The stock market finished the week significantly lower as tech and energy stocks sold-off.  Interest rates were little changed with the 10-year treasury yield dropping only 2 basis points to 3.05%.  The spread between the 10-year treasury yield and the 2-year treasury yield also showed little change, widening only by 1 basis point to 0.27%.  The price of gold was virtually unchanged at $1,223.50 an ounce, while the price of crude oil dropped 9.54% to $51.39 a barrel, as concerns regarding over supply continue to drive the price lower.  The U.S. dollar index rose from 96.44 to 96.90.   Index…

Do You Feel Lucky?

  Behavioral economics is the study of how human nature impacts investment decisions.  For example, “self-attribution bias” is the term behavioral economists use to refer to the human tendency to equate portfolio performance with skill.  However, luck has a much larger effect on how investments perform than most investors realize.   Michael Batnick’s Irrelevant Investor blog last week included a chart that does a great job of making this point.  It shows how a ten-year investment in the U.S. stock market (based on the S&P 500 Index) would have fared, based on different start dates.     If you asked…

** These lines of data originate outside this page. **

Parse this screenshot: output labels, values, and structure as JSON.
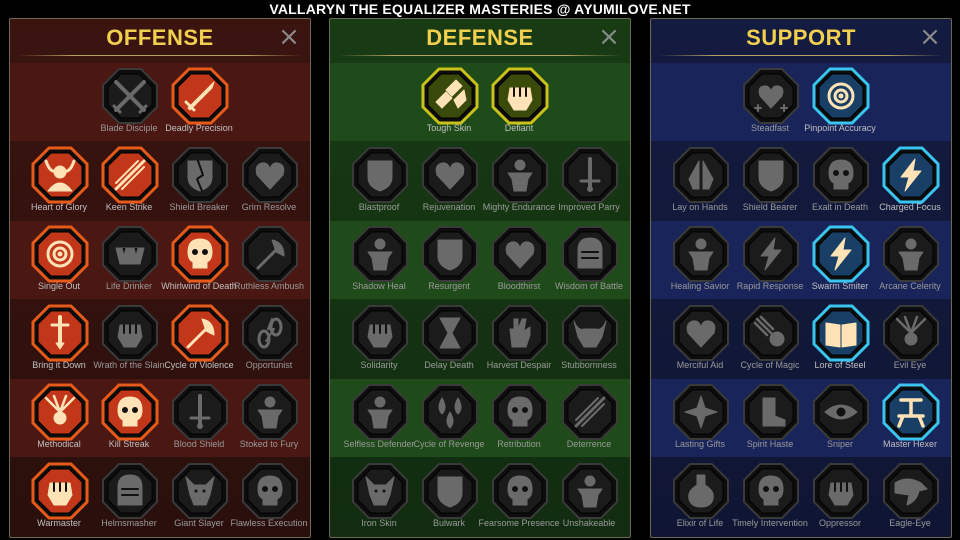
{
  "title": "VALLARYN THE EQUALIZER MASTERIES @ AYUMILOVE.NET",
  "close_glyph": "×",
  "panels": [
    {
      "id": "offense",
      "title": "OFFENSE",
      "colors": {
        "active_ring": "#e85a1a",
        "active_fill": "#c2361a",
        "tint": "#3b1410",
        "tier_band": "#4a1712"
      },
      "tiers": [
        [
          {
            "label": "Blade Disciple",
            "icon": "crossed-swords-icon",
            "active": false
          },
          {
            "label": "Deadly Precision",
            "icon": "dagger-icon",
            "active": true
          }
        ],
        [
          {
            "label": "Heart of Glory",
            "icon": "horned-warrior-icon",
            "active": true
          },
          {
            "label": "Keen Strike",
            "icon": "slash-icon",
            "active": true
          },
          {
            "label": "Shield Breaker",
            "icon": "broken-shield-icon",
            "active": false
          },
          {
            "label": "Grim Resolve",
            "icon": "heart-icon",
            "active": false
          }
        ],
        [
          {
            "label": "Single Out",
            "icon": "target-icon",
            "active": true
          },
          {
            "label": "Life Drinker",
            "icon": "fanged-mouth-icon",
            "active": false
          },
          {
            "label": "Whirlwind of Death",
            "icon": "skull-icon",
            "active": true
          },
          {
            "label": "Ruthless Ambush",
            "icon": "axe-icon",
            "active": false
          }
        ],
        [
          {
            "label": "Bring it Down",
            "icon": "sword-down-icon",
            "active": true
          },
          {
            "label": "Wrath of the Slain",
            "icon": "fist-icon",
            "active": false
          },
          {
            "label": "Cycle of Violence",
            "icon": "axe-icon",
            "active": true
          },
          {
            "label": "Opportunist",
            "icon": "chain-icon",
            "active": false
          }
        ],
        [
          {
            "label": "Methodical",
            "icon": "rays-icon",
            "active": true
          },
          {
            "label": "Kill Streak",
            "icon": "skull-icon",
            "active": true
          },
          {
            "label": "Blood Shield",
            "icon": "sword-icon",
            "active": false
          },
          {
            "label": "Stoked to Fury",
            "icon": "figure-icon",
            "active": false
          }
        ],
        [
          {
            "label": "Warmaster",
            "icon": "fist-icon",
            "active": true
          },
          {
            "label": "Helmsmasher",
            "icon": "helmet-icon",
            "active": false
          },
          {
            "label": "Giant Slayer",
            "icon": "demon-icon",
            "active": false
          },
          {
            "label": "Flawless Execution",
            "icon": "skull-icon",
            "active": false
          }
        ]
      ]
    },
    {
      "id": "defense",
      "title": "DEFENSE",
      "colors": {
        "active_ring": "#c8c21a",
        "active_fill": "#3a4a0a",
        "tint": "#183b14",
        "tier_band": "#1f4a19"
      },
      "tiers": [
        [
          {
            "label": "Tough Skin",
            "icon": "scales-icon",
            "active": true
          },
          {
            "label": "Defiant",
            "icon": "fist-icon",
            "active": true
          }
        ],
        [
          {
            "label": "Blastproof",
            "icon": "shield-icon",
            "active": false
          },
          {
            "label": "Rejuvenation",
            "icon": "heart-icon",
            "active": false
          },
          {
            "label": "Mighty Endurance",
            "icon": "figure-icon",
            "active": false
          },
          {
            "label": "Improved Parry",
            "icon": "sword-icon",
            "active": false
          }
        ],
        [
          {
            "label": "Shadow Heal",
            "icon": "figure-icon",
            "active": false
          },
          {
            "label": "Resurgent",
            "icon": "shield-icon",
            "active": false
          },
          {
            "label": "Bloodthirst",
            "icon": "heart-icon",
            "active": false
          },
          {
            "label": "Wisdom of Battle",
            "icon": "helmet-icon",
            "active": false
          }
        ],
        [
          {
            "label": "Solidarity",
            "icon": "fist-icon",
            "active": false
          },
          {
            "label": "Delay Death",
            "icon": "hourglass-icon",
            "active": false
          },
          {
            "label": "Harvest Despair",
            "icon": "hand-icon",
            "active": false
          },
          {
            "label": "Stubbornness",
            "icon": "bull-icon",
            "active": false
          }
        ],
        [
          {
            "label": "Selfless Defender",
            "icon": "figure-icon",
            "active": false
          },
          {
            "label": "Cycle of Revenge",
            "icon": "drops-icon",
            "active": false
          },
          {
            "label": "Retribution",
            "icon": "skull-icon",
            "active": false
          },
          {
            "label": "Deterrence",
            "icon": "slash-icon",
            "active": false
          }
        ],
        [
          {
            "label": "Iron Skin",
            "icon": "demon-icon",
            "active": false
          },
          {
            "label": "Bulwark",
            "icon": "shield-icon",
            "active": false
          },
          {
            "label": "Fearsome Presence",
            "icon": "skull-icon",
            "active": false
          },
          {
            "label": "Unshakeable",
            "icon": "figure-icon",
            "active": false
          }
        ]
      ]
    },
    {
      "id": "support",
      "title": "SUPPORT",
      "colors": {
        "active_ring": "#39c5ef",
        "active_fill": "#1a3f66",
        "tint": "#141b40",
        "tier_band": "#19245a"
      },
      "tiers": [
        [
          {
            "label": "Steadfast",
            "icon": "heart-plus-icon",
            "active": false
          },
          {
            "label": "Pinpoint Accuracy",
            "icon": "target-icon",
            "active": true
          }
        ],
        [
          {
            "label": "Lay on Hands",
            "icon": "hands-icon",
            "active": false
          },
          {
            "label": "Shield Bearer",
            "icon": "shield-icon",
            "active": false
          },
          {
            "label": "Exalt in Death",
            "icon": "skull-icon",
            "active": false
          },
          {
            "label": "Charged Focus",
            "icon": "lightning-icon",
            "active": true
          }
        ],
        [
          {
            "label": "Healing Savior",
            "icon": "figure-icon",
            "active": false
          },
          {
            "label": "Rapid Response",
            "icon": "lightning-icon",
            "active": false
          },
          {
            "label": "Swarm Smiter",
            "icon": "lightning-icon",
            "active": true
          },
          {
            "label": "Arcane Celerity",
            "icon": "figure-icon",
            "active": false
          }
        ],
        [
          {
            "label": "Merciful Aid",
            "icon": "heart-icon",
            "active": false
          },
          {
            "label": "Cycle of Magic",
            "icon": "comet-icon",
            "active": false
          },
          {
            "label": "Lore of Steel",
            "icon": "book-icon",
            "active": true
          },
          {
            "label": "Evil Eye",
            "icon": "rays-icon",
            "active": false
          }
        ],
        [
          {
            "label": "Lasting Gifts",
            "icon": "star-icon",
            "active": false
          },
          {
            "label": "Spirit Haste",
            "icon": "boot-icon",
            "active": false
          },
          {
            "label": "Sniper",
            "icon": "eye-icon",
            "active": false
          },
          {
            "label": "Master Hexer",
            "icon": "hex-rune-icon",
            "active": true
          }
        ],
        [
          {
            "label": "Elixir of Life",
            "icon": "flask-icon",
            "active": false
          },
          {
            "label": "Timely Intervention",
            "icon": "skull-icon",
            "active": false
          },
          {
            "label": "Oppressor",
            "icon": "fist-icon",
            "active": false
          },
          {
            "label": "Eagle-Eye",
            "icon": "eagle-icon",
            "active": false
          }
        ]
      ]
    }
  ]
}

The content found on this website is for informational purposes only and do not necessarily reflect the opinions or views of The Milwaukee Company or its employees. Nothing presented on this website should be regarded as investment advice or as a solicitation for the purchase or sale of any security or investment or the provision of investment advice.  Visitors to this site should conduct their own independent research before acting on any information found on this site.